I always thought my kids were pretty well-adjusted socially – both of them have been in a licensed, public day care since they were 8 weeks old. They play with other kids, have friends, and generally respond to others well. Lately I’ve noticed that day care drop offs are getting more difficult and their reaction to the kids in their room, well, less than desirable. I know it’s normal, and frankly have seen my son come in and out of the “I don’t want you to leave” phase multiple times in his three years there.

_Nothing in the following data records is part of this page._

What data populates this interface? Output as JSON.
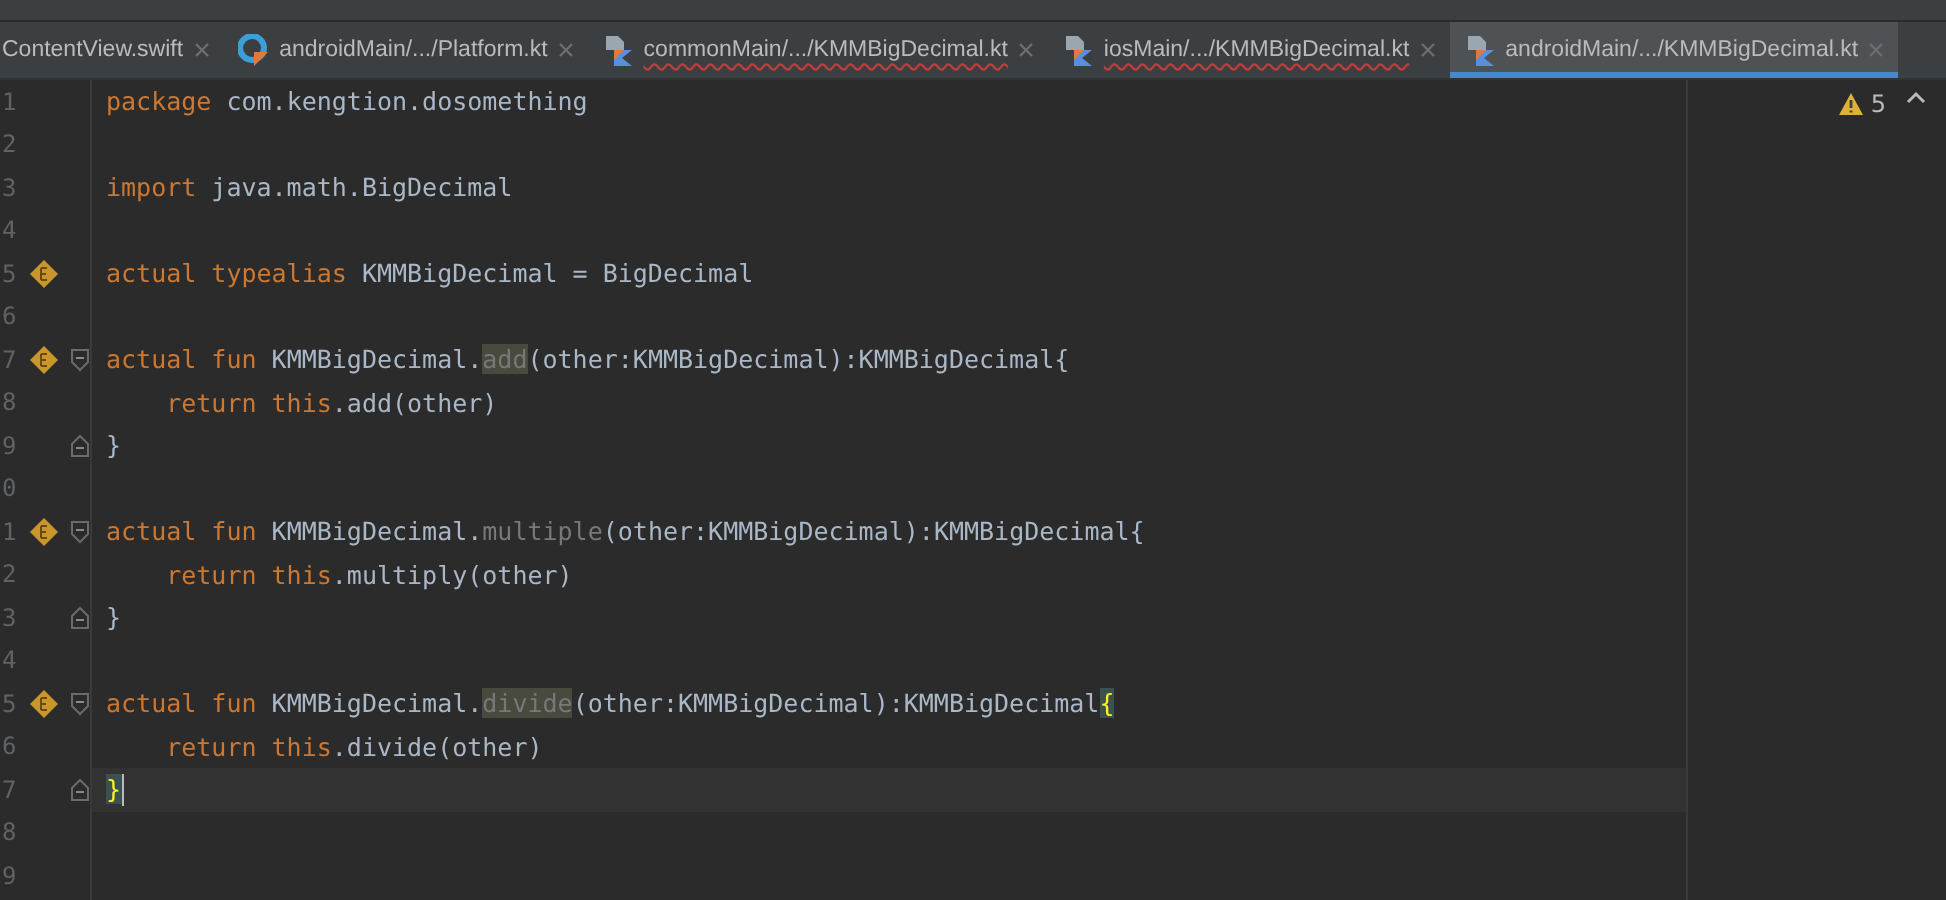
{
  "tabs": [
    {
      "label": "ContentView.swift",
      "kind": "plain",
      "selected": false,
      "has_errors": false
    },
    {
      "label": "androidMain/.../Platform.kt",
      "kind": "android",
      "selected": false,
      "has_errors": false
    },
    {
      "label": "commonMain/.../KMMBigDecimal.kt",
      "kind": "kotlin",
      "selected": false,
      "has_errors": true
    },
    {
      "label": "iosMain/.../KMMBigDecimal.kt",
      "kind": "kotlin",
      "selected": false,
      "has_errors": true
    },
    {
      "label": "androidMain/.../KMMBigDecimal.kt",
      "kind": "kotlin",
      "selected": true,
      "has_errors": false
    }
  ],
  "inspections": {
    "warnings": "5"
  },
  "lines": [
    {
      "number": "1",
      "marker": false,
      "fold_start": false,
      "fold_end": false,
      "current": false,
      "tokens": [
        {
          "text": "package",
          "kind": "kw"
        },
        {
          "text": " com.kengtion.dosomething",
          "kind": "plain"
        }
      ]
    },
    {
      "number": "2",
      "marker": false,
      "fold_start": false,
      "fold_end": false,
      "current": false
    },
    {
      "number": "3",
      "marker": false,
      "fold_start": false,
      "fold_end": false,
      "current": false,
      "tokens": [
        {
          "text": "import",
          "kind": "kw"
        },
        {
          "text": " java.math.BigDecimal",
          "kind": "plain"
        }
      ]
    },
    {
      "number": "4",
      "marker": false,
      "fold_start": false,
      "fold_end": false,
      "current": false
    },
    {
      "number": "5",
      "marker": true,
      "fold_start": false,
      "fold_end": false,
      "current": false,
      "tokens": [
        {
          "text": "actual typealias",
          "kind": "kw"
        },
        {
          "text": " KMMBigDecimal = BigDecimal",
          "kind": "plain"
        }
      ]
    },
    {
      "number": "6",
      "marker": false,
      "fold_start": false,
      "fold_end": false,
      "current": false
    },
    {
      "number": "7",
      "marker": true,
      "fold_start": true,
      "fold_end": false,
      "current": false,
      "tokens": [
        {
          "text": "actual fun",
          "kind": "kw"
        },
        {
          "text": " KMMBigDecimal.",
          "kind": "plain"
        },
        {
          "text": "add",
          "kind": "unused-hl"
        },
        {
          "text": "(other:KMMBigDecimal):KMMBigDecimal{",
          "kind": "plain"
        }
      ]
    },
    {
      "number": "8",
      "marker": false,
      "fold_start": false,
      "fold_end": false,
      "current": false,
      "tokens": [
        {
          "text": "    return this",
          "kind": "kw"
        },
        {
          "text": ".add(other)",
          "kind": "plain"
        }
      ]
    },
    {
      "number": "9",
      "marker": false,
      "fold_start": false,
      "fold_end": true,
      "current": false,
      "tokens": [
        {
          "text": "}",
          "kind": "plain"
        }
      ]
    },
    {
      "number": "0",
      "marker": false,
      "fold_start": false,
      "fold_end": false,
      "current": false
    },
    {
      "number": "1",
      "marker": true,
      "fold_start": true,
      "fold_end": false,
      "current": false,
      "tokens": [
        {
          "text": "actual fun",
          "kind": "kw"
        },
        {
          "text": " KMMBigDecimal.",
          "kind": "plain"
        },
        {
          "text": "multiple",
          "kind": "unused"
        },
        {
          "text": "(other:KMMBigDecimal):KMMBigDecimal{",
          "kind": "plain"
        }
      ]
    },
    {
      "number": "2",
      "marker": false,
      "fold_start": false,
      "fold_end": false,
      "current": false,
      "tokens": [
        {
          "text": "    return this",
          "kind": "kw"
        },
        {
          "text": ".multiply(other)",
          "kind": "plain"
        }
      ]
    },
    {
      "number": "3",
      "marker": false,
      "fold_start": false,
      "fold_end": true,
      "current": false,
      "tokens": [
        {
          "text": "}",
          "kind": "plain"
        }
      ]
    },
    {
      "number": "4",
      "marker": false,
      "fold_start": false,
      "fold_end": false,
      "current": false
    },
    {
      "number": "5",
      "marker": true,
      "fold_start": true,
      "fold_end": false,
      "current": false,
      "tokens": [
        {
          "text": "actual fun",
          "kind": "kw"
        },
        {
          "text": " KMMBigDecimal.",
          "kind": "plain"
        },
        {
          "text": "divide",
          "kind": "unused-hl"
        },
        {
          "text": "(other:KMMBigDecimal):KMMBigDecimal",
          "kind": "plain"
        },
        {
          "text": "{",
          "kind": "brace"
        }
      ]
    },
    {
      "number": "6",
      "marker": false,
      "fold_start": false,
      "fold_end": false,
      "current": false,
      "tokens": [
        {
          "text": "    return this",
          "kind": "kw"
        },
        {
          "text": ".divide(other)",
          "kind": "plain"
        }
      ]
    },
    {
      "number": "7",
      "marker": false,
      "fold_start": false,
      "fold_end": true,
      "current": true,
      "tokens": [
        {
          "text": "}",
          "kind": "brace"
        }
      ]
    },
    {
      "number": "8",
      "marker": false,
      "fold_start": false,
      "fold_end": false,
      "current": false
    },
    {
      "number": "9",
      "marker": false,
      "fold_start": false,
      "fold_end": false,
      "current": false
    }
  ]
}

I have to admit, writing this blog makes me a bit more reflective of what my kids are going through. And there is the undeniable fact that when the kids get dropped off at day care by my husband, which is a novelty to them, things are fine. So, not only do I think my kids are “playing” me a bit, but I also suspect that the transition into their normal routine needed some “transition time”. When daddy drops off, it’s all fun and games and new. When mommy drops off, it’s the normal mundane ritual. (I should caveat the fact that I prefer to do drop offs and pick ups, and it’s “my thing” when I’m not traveling because it allows me more time with the kids)
It’s all about transitions. You know it well – it’s the 15 minute warning at the playground that you are going to leave in a few minutes, which is reinforced at 10 minutes, 7 minutes, 5 minutes, and the transition finally actually starts at 3 minutes. It’s the nighttime warning that it’s almost time for bed, and once the show is over (say 15 minutes from now) it’s going to be time for bed.
But morning transition time at drop off is different. It’s quick, grab the breakfast, get your child settled, now onto the next child. OK, they are settled, now onto work. It’s not because we’re bad parents, but rather because mornings are busy in general. Top it off with a 10 hour limit per day at day care and a 9 hour work day, plus commute time, there isn’t a whole lot of time left to spend at drop off.
So, what’s a girl to do? Too often we drop off our kids, and in the process are thinking “Am I going to get to work on time”. We stress about getting to the next place and getting out the door. But what if we didn’t stress, and instead turned that energy into brief moments of fun to help our kids through the transition?
And so the task began. My daughter, our 19 month old ‘baby’ daughter, entered her room and clung to my leg this morning. Getting her Cheerios out of her cubby, I began using them as a rattle and bopping her on the nose with the tip of my finger. Goodness knows, it wasn’t a sophisticated game, but it worked. Hmmm…3 minutes down and she’s sitting happily eating her Cheerios.
Then came the tough part – my 3-year-old son. He’d lately reverted to not wanting to enter his classroom, and when he finally did, he’d look at his friends and growl “Don’t look at me”. He definitely had a case of the meanies during drop off, but today was going to be different.
We entered his room, and I recalled yesterday’s note that he’d had trouble listening. Hmmm…instant game.
“J, before I leave, I have to check your ears”
“Why mama, I feel good”
“Well, to make sure they are listening ears”
And so the game began – I would pretend to screw his listening ears on, and he would pretend to take them off. Even a 3-year-old knows there are limits, so after the third time and many giggles, he decided to keep them on. And instantly, a happy kid eating his Cheerios as mom left the room.
As I watched the other parents sit their kids down, give them a kiss, and tell them mommy/daddy had to go to work, I recognized the lost opportunity. The opportunity to engage with, play with, and remind their kids just how much fun mommy/daddy could be and give them something to hold onto during their day. Let me say, this isn’t an entirely new revelation. When my son was 2, you would find me outside his room, making silly faces, while he sat at the breakfast table squealing to the other kids “Look at my mama – she’s so funny!” But it is a reminder that this should be an everyday habit – not an exception when the kids are having a “rough morning”. After all, as long as our workdays are to us, the kids are having long days of their own at daycare.
Just think about it – 3 minutes of giggles and play to start off your day and give YOU something to hold onto. Wouldn’t that just start your workday right?